● **Action item**
Where a picture appears, leave it out, and print the rest of the records as they are.

● **Dataset**
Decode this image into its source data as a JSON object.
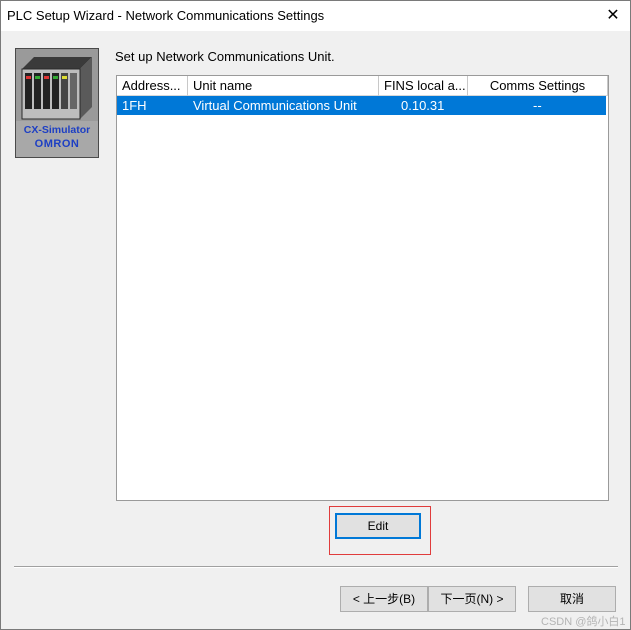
{
  "window": {
    "title": "PLC Setup Wizard - Network Communications Settings",
    "close_glyph": "✕"
  },
  "logo": {
    "line1": "CX-Simulator",
    "line2": "OMRON"
  },
  "prompt": "Set up Network Communications Unit.",
  "list": {
    "columns": [
      "Address...",
      "Unit name",
      "FINS local a...",
      "Comms Settings"
    ],
    "rows": [
      {
        "address": "1FH",
        "unit_name": "Virtual Communications Unit",
        "fins_local": "0.10.31",
        "comms": "--"
      }
    ],
    "selected_row_color": "#0078d7"
  },
  "buttons": {
    "edit": "Edit",
    "back": "< 上一步(B)",
    "next": "下一页(N) >",
    "cancel": "取消"
  },
  "highlight_color": "#e03c3c",
  "watermark": "CSDN @鸽小白1"
}
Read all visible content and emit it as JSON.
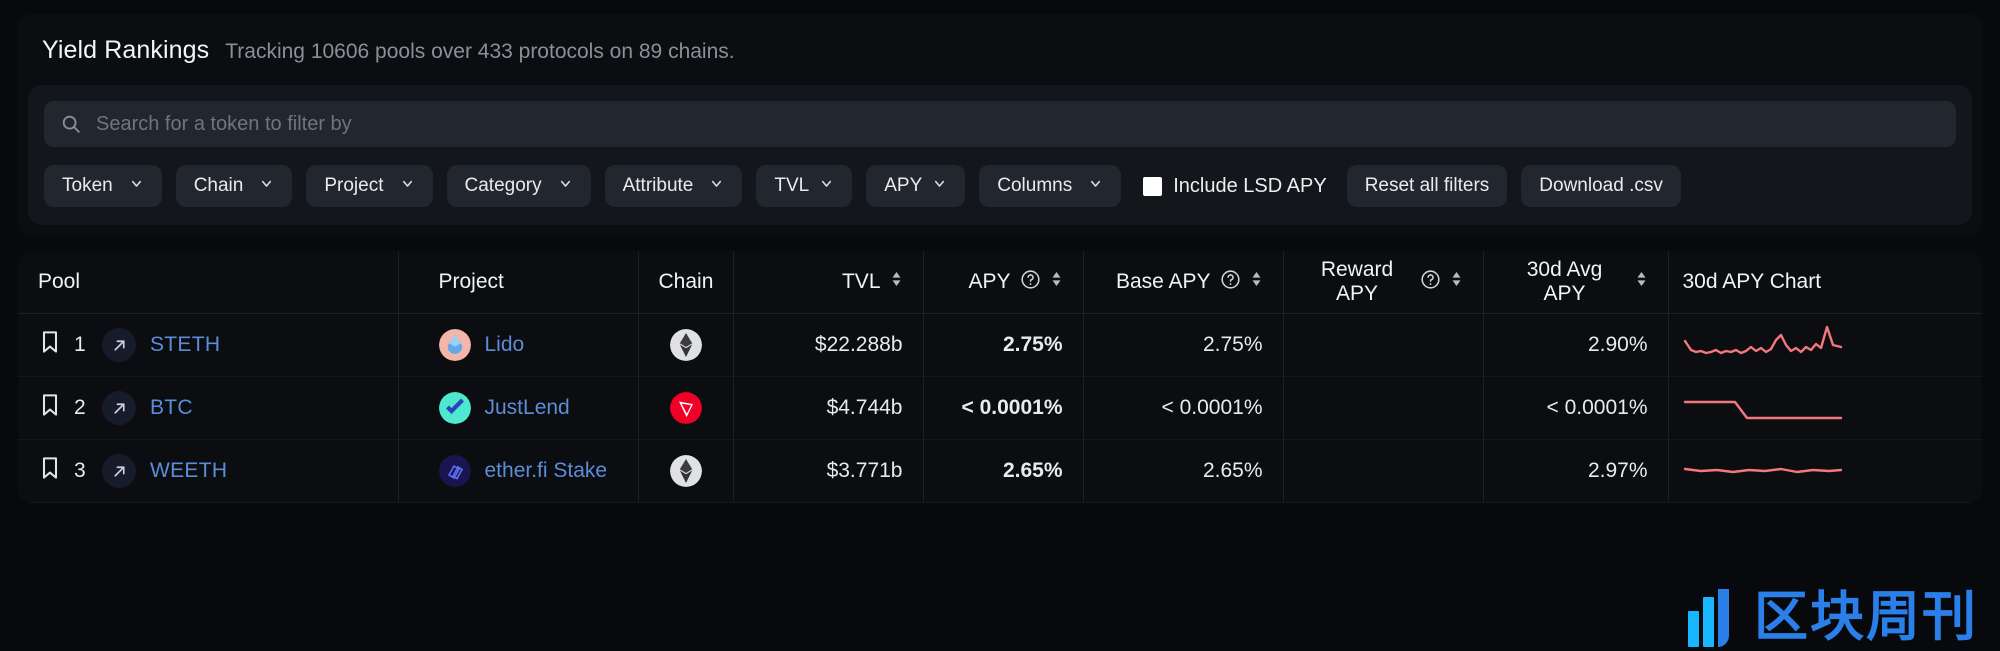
{
  "header": {
    "title": "Yield Rankings",
    "subtitle": "Tracking 10606 pools over 433 protocols on 89 chains."
  },
  "search": {
    "placeholder": "Search for a token to filter by",
    "value": "",
    "icon": "search-icon"
  },
  "filters": {
    "dropdowns": [
      {
        "label": "Token"
      },
      {
        "label": "Chain"
      },
      {
        "label": "Project"
      },
      {
        "label": "Category"
      },
      {
        "label": "Attribute"
      },
      {
        "label": "TVL"
      },
      {
        "label": "APY"
      },
      {
        "label": "Columns"
      }
    ],
    "checkbox": {
      "label": "Include LSD APY",
      "checked": true
    },
    "reset_label": "Reset all filters",
    "download_label": "Download .csv"
  },
  "table": {
    "columns": [
      {
        "key": "pool",
        "label": "Pool",
        "align": "left",
        "help": false,
        "sort": false
      },
      {
        "key": "project",
        "label": "Project",
        "align": "left",
        "help": false,
        "sort": false
      },
      {
        "key": "chain",
        "label": "Chain",
        "align": "left",
        "help": false,
        "sort": false
      },
      {
        "key": "tvl",
        "label": "TVL",
        "align": "right",
        "help": false,
        "sort": true
      },
      {
        "key": "apy",
        "label": "APY",
        "align": "right",
        "help": true,
        "sort": true
      },
      {
        "key": "base_apy",
        "label": "Base APY",
        "align": "right",
        "help": true,
        "sort": true
      },
      {
        "key": "reward",
        "label": "Reward APY",
        "align": "right",
        "help": true,
        "sort": true
      },
      {
        "key": "avg30d",
        "label": "30d Avg APY",
        "align": "right",
        "help": false,
        "sort": true
      },
      {
        "key": "chart",
        "label": "30d APY Chart",
        "align": "left",
        "help": false,
        "sort": false
      }
    ],
    "rows": [
      {
        "rank": "1",
        "pool": "STETH",
        "project": "Lido",
        "project_logo": "lido-logo",
        "chain": "Ethereum",
        "chain_logo": "ethereum-logo",
        "tvl": "$22.288b",
        "apy": "2.75%",
        "base_apy": "2.75%",
        "reward_apy": "",
        "avg_30d": "2.90%",
        "chart_color": "#f4777f"
      },
      {
        "rank": "2",
        "pool": "BTC",
        "project": "JustLend",
        "project_logo": "justlend-logo",
        "chain": "Tron",
        "chain_logo": "tron-logo",
        "tvl": "$4.744b",
        "apy": "< 0.0001%",
        "base_apy": "< 0.0001%",
        "reward_apy": "",
        "avg_30d": "< 0.0001%",
        "chart_color": "#f4777f"
      },
      {
        "rank": "3",
        "pool": "WEETH",
        "project": "ether.fi Stake",
        "project_logo": "etherfi-logo",
        "chain": "Ethereum",
        "chain_logo": "ethereum-logo",
        "tvl": "$3.771b",
        "apy": "2.65%",
        "base_apy": "2.65%",
        "reward_apy": "",
        "avg_30d": "2.97%",
        "chart_color": "#f4777f"
      }
    ]
  },
  "watermark": {
    "text": "区块周刊"
  },
  "colors": {
    "link": "#5b8dd9",
    "accent_red": "#f4777f",
    "panel": "#0b0d10",
    "control": "#22262e"
  },
  "chart_data": [
    {
      "type": "line",
      "title": "30d APY Chart",
      "series": [
        {
          "name": "STETH",
          "values": [
            3.05,
            2.78,
            2.72,
            2.74,
            2.7,
            2.73,
            2.76,
            2.71,
            2.74,
            2.72,
            2.76,
            2.7,
            2.75,
            2.8,
            2.74,
            2.78,
            2.72,
            2.76,
            2.86,
            2.95,
            2.8,
            2.74,
            2.77,
            2.72,
            2.79,
            2.75,
            2.82,
            2.78,
            3.55,
            2.86
          ]
        }
      ],
      "ylim": [
        2.6,
        3.6
      ],
      "grid": false,
      "legend": false
    },
    {
      "type": "line",
      "title": "30d APY Chart",
      "series": [
        {
          "name": "BTC",
          "values": [
            0.92,
            0.92,
            0.92,
            0.92,
            0.92,
            0.92,
            0.92,
            0.92,
            0.92,
            0.92,
            0.7,
            0.42,
            0.4,
            0.4,
            0.4,
            0.4,
            0.4,
            0.4,
            0.4,
            0.4,
            0.4,
            0.4,
            0.4,
            0.4,
            0.4,
            0.4,
            0.4,
            0.4,
            0.4,
            0.4
          ]
        }
      ],
      "ylim": [
        0.3,
        1.0
      ],
      "grid": false,
      "legend": false
    },
    {
      "type": "line",
      "title": "30d APY Chart",
      "series": [
        {
          "name": "WEETH",
          "values": [
            2.97,
            2.95,
            2.96,
            2.94,
            2.97,
            2.95,
            2.96,
            2.94,
            2.95,
            2.97,
            2.94,
            2.96,
            2.95,
            2.93,
            2.96,
            2.94,
            2.95,
            2.96,
            2.94,
            2.95,
            2.93,
            2.96,
            2.94,
            2.95,
            2.93,
            2.96,
            2.94,
            2.95,
            2.96,
            2.94
          ]
        }
      ],
      "ylim": [
        2.9,
        3.0
      ],
      "grid": false,
      "legend": false
    }
  ]
}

● **Task output**
Decode this image into its source data as a JSON object.
{
  "window": {
    "title": "PLC Setup Wizard - Network Communications Settings",
    "close_glyph": "✕"
  },
  "logo": {
    "line1": "CX-Simulator",
    "line2": "OMRON"
  },
  "prompt": "Set up Network Communications Unit.",
  "list": {
    "columns": [
      "Address...",
      "Unit name",
      "FINS local a...",
      "Comms Settings"
    ],
    "rows": [
      {
        "address": "1FH",
        "unit_name": "Virtual Communications Unit",
        "fins_local": "0.10.31",
        "comms": "--"
      }
    ],
    "selected_row_color": "#0078d7"
  },
  "buttons": {
    "edit": "Edit",
    "back": "< 上一步(B)",
    "next": "下一页(N) >",
    "cancel": "取消"
  },
  "highlight_color": "#e03c3c",
  "watermark": "CSDN @鸽小白1"
}
Read all visible content and emit it as JSON.
{
  "header": {
    "title": "Yield Rankings",
    "subtitle": "Tracking 10606 pools over 433 protocols on 89 chains."
  },
  "search": {
    "placeholder": "Search for a token to filter by",
    "value": "",
    "icon": "search-icon"
  },
  "filters": {
    "dropdowns": [
      {
        "label": "Token"
      },
      {
        "label": "Chain"
      },
      {
        "label": "Project"
      },
      {
        "label": "Category"
      },
      {
        "label": "Attribute"
      },
      {
        "label": "TVL"
      },
      {
        "label": "APY"
      },
      {
        "label": "Columns"
      }
    ],
    "checkbox": {
      "label": "Include LSD APY",
      "checked": true
    },
    "reset_label": "Reset all filters",
    "download_label": "Download .csv"
  },
  "table": {
    "columns": [
      {
        "key": "pool",
        "label": "Pool",
        "align": "left",
        "help": false,
        "sort": false
      },
      {
        "key": "project",
        "label": "Project",
        "align": "left",
        "help": false,
        "sort": false
      },
      {
        "key": "chain",
        "label": "Chain",
        "align": "left",
        "help": false,
        "sort": false
      },
      {
        "key": "tvl",
        "label": "TVL",
        "align": "right",
        "help": false,
        "sort": true
      },
      {
        "key": "apy",
        "label": "APY",
        "align": "right",
        "help": true,
        "sort": true
      },
      {
        "key": "base_apy",
        "label": "Base APY",
        "align": "right",
        "help": true,
        "sort": true
      },
      {
        "key": "reward",
        "label": "Reward APY",
        "align": "right",
        "help": true,
        "sort": true
      },
      {
        "key": "avg30d",
        "label": "30d Avg APY",
        "align": "right",
        "help": false,
        "sort": true
      },
      {
        "key": "chart",
        "label": "30d APY Chart",
        "align": "left",
        "help": false,
        "sort": false
      }
    ],
    "rows": [
      {
        "rank": "1",
        "pool": "STETH",
        "project": "Lido",
        "project_logo": "lido-logo",
        "chain": "Ethereum",
        "chain_logo": "ethereum-logo",
        "tvl": "$22.288b",
        "apy": "2.75%",
        "base_apy": "2.75%",
        "reward_apy": "",
        "avg_30d": "2.90%",
        "chart_color": "#f4777f"
      },
      {
        "rank": "2",
        "pool": "BTC",
        "project": "JustLend",
        "project_logo": "justlend-logo",
        "chain": "Tron",
        "chain_logo": "tron-logo",
        "tvl": "$4.744b",
        "apy": "< 0.0001%",
        "base_apy": "< 0.0001%",
        "reward_apy": "",
        "avg_30d": "< 0.0001%",
        "chart_color": "#f4777f"
      },
      {
        "rank": "3",
        "pool": "WEETH",
        "project": "ether.fi Stake",
        "project_logo": "etherfi-logo",
        "chain": "Ethereum",
        "chain_logo": "ethereum-logo",
        "tvl": "$3.771b",
        "apy": "2.65%",
        "base_apy": "2.65%",
        "reward_apy": "",
        "avg_30d": "2.97%",
        "chart_color": "#f4777f"
      }
    ]
  },
  "watermark": {
    "text": "区块周刊"
  },
  "colors": {
    "link": "#5b8dd9",
    "accent_red": "#f4777f",
    "panel": "#0b0d10",
    "control": "#22262e"
  },
  "chart_data": [
    {
      "type": "line",
      "title": "30d APY Chart",
      "series": [
        {
          "name": "STETH",
          "values": [
            3.05,
            2.78,
            2.72,
            2.74,
            2.7,
            2.73,
            2.76,
            2.71,
            2.74,
            2.72,
            2.76,
            2.7,
            2.75,
            2.8,
            2.74,
            2.78,
            2.72,
            2.76,
            2.86,
            2.95,
            2.8,
            2.74,
            2.77,
            2.72,
            2.79,
            2.75,
            2.82,
            2.78,
            3.55,
            2.86
          ]
        }
      ],
      "ylim": [
        2.6,
        3.6
      ],
      "grid": false,
      "legend": false
    },
    {
      "type": "line",
      "title": "30d APY Chart",
      "series": [
        {
          "name": "BTC",
          "values": [
            0.92,
            0.92,
            0.92,
            0.92,
            0.92,
            0.92,
            0.92,
            0.92,
            0.92,
            0.92,
            0.7,
            0.42,
            0.4,
            0.4,
            0.4,
            0.4,
            0.4,
            0.4,
            0.4,
            0.4,
            0.4,
            0.4,
            0.4,
            0.4,
            0.4,
            0.4,
            0.4,
            0.4,
            0.4,
            0.4
          ]
        }
      ],
      "ylim": [
        0.3,
        1.0
      ],
      "grid": false,
      "legend": false
    },
    {
      "type": "line",
      "title": "30d APY Chart",
      "series": [
        {
          "name": "WEETH",
          "values": [
            2.97,
            2.95,
            2.96,
            2.94,
            2.97,
            2.95,
            2.96,
            2.94,
            2.95,
            2.97,
            2.94,
            2.96,
            2.95,
            2.93,
            2.96,
            2.94,
            2.95,
            2.96,
            2.94,
            2.95,
            2.93,
            2.96,
            2.94,
            2.95,
            2.93,
            2.96,
            2.94,
            2.95,
            2.96,
            2.94
          ]
        }
      ],
      "ylim": [
        2.9,
        3.0
      ],
      "grid": false,
      "legend": false
    }
  ]
}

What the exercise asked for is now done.